A painted and lacquered wood double-headed antlered tomb guardian, zhenmushou

戰國 楚國   彩繪黑漆木雕雙頭鎭墓獸

The composite creature is of alarming appearance, comprising two beasts facing in opposite directions, each with a squarish face with a square-cut mane with stylized curls, protruding boss-shaped eyes, a broad nose with a tusk curving up on each side, downward-pointing fangs and, most prominently, a long pointed lolling tongue, all with red painted detailing. At the temples of each are tenons into which slot the ends of a pair of impressive many-tined stag antlers, shaved and lacquered and with painted detailing in red and white. Each head is carried on a broad sinuous neck of square section, with a square collar, joined to its partner at the nape of the neck and below the collar to form, overall, a lyre-shaped mortise that sockets into the broad square tenon of the base. The base is formed of a block of square section with sloping upper surface, cut with channels to create raised panels at the sides and corners. The whole is applied with a thin layer of black lacquer, worn in places to reveal the timber beneath.

Tomb guardians of this remarkable type were made in the Chu kingdom, one of the Warring States of the later Zhou Dynasty.

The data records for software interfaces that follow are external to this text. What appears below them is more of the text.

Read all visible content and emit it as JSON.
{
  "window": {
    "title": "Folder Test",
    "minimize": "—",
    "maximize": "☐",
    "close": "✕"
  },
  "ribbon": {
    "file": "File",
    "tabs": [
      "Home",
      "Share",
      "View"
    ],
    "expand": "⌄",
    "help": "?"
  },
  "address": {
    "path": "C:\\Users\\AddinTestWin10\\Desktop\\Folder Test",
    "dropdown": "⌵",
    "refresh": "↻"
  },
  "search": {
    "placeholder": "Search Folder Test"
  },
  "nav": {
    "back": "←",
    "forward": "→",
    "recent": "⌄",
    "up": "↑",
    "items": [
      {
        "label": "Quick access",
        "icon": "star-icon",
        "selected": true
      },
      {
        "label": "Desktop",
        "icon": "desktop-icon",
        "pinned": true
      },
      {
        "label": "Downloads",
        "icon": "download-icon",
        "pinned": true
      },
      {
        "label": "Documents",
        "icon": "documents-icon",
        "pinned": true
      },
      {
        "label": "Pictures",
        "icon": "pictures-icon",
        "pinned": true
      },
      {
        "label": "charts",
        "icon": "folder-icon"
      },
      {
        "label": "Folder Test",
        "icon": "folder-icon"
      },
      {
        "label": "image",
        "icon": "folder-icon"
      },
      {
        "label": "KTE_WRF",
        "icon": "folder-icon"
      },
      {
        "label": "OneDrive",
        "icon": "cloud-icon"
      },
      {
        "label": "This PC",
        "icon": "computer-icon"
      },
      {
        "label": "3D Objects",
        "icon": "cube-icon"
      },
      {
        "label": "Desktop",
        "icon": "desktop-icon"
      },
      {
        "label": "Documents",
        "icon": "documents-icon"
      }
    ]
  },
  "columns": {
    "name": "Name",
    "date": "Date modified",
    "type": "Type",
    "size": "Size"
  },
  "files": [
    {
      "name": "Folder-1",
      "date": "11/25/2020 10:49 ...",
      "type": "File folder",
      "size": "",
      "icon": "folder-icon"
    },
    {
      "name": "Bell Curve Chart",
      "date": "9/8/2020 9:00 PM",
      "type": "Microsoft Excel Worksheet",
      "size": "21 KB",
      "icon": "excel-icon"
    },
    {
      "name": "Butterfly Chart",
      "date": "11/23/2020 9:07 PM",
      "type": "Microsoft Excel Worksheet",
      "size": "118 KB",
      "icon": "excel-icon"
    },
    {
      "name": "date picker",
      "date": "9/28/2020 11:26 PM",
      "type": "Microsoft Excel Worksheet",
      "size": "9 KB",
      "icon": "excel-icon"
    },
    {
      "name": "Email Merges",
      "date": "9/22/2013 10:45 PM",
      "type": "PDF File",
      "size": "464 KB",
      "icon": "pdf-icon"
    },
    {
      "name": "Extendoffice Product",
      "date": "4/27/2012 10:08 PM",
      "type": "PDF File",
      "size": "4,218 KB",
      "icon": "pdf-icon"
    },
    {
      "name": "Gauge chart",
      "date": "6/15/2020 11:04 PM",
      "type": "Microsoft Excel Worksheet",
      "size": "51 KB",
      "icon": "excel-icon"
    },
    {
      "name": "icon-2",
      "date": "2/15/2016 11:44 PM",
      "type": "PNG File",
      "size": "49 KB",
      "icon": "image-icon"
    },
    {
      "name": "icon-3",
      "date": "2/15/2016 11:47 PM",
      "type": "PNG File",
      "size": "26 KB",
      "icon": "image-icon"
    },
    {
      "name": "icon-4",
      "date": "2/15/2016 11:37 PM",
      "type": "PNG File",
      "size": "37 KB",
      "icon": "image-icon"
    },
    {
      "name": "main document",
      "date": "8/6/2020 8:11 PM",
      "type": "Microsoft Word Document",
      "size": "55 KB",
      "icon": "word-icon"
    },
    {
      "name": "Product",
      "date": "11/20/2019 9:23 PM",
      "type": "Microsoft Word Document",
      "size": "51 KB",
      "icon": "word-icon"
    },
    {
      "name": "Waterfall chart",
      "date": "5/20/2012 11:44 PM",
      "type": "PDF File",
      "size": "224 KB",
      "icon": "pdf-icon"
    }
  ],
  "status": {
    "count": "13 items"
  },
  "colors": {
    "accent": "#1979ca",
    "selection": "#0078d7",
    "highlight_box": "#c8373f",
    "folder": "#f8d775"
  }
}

Chu remained independent until its conquest by the state of Qin in 223 B.C. It has been shown through excavations to be one of the most important centres for the production of lacquer in early China, and the richest sites, producing distinctive zoomorphic sculptures like the present figure, are in Jiangling in Hubei province. Although not certain, it is assumed that figures like the present one were apotropaic, intended to scare away spirits that might disturb the occupant of the tomb.

A double-headed guardian and stand was unearthed in 1975 from tomb 1 at Tianxingguan, Jiangling, Hubei province and is illustrated by Tang Rensheng in Lacquer Wares of the Chu Kingdom, no. 57, p. 55. Another closely related example, also with a double head, from the Arlene and Harold Schnitzer Collection of Early Chinese Art is in the collection of the Portland Museum, no. 2002.71.1A-E.

A further antlered tomb guardian figure but with a single head is in the collection of the Shanghai Museum and is illustrated in 千文万华. 中国历代漆器艺术 In a Myriad of Forms: The Ancient Chinese Lacquers, p. 28-29.

Dimensions: Height: 105 cm, 41 ¼ inches

Date: Chu Kingdom, Warring States Period (475-221 BC)

Stock No. 927

Price: On Request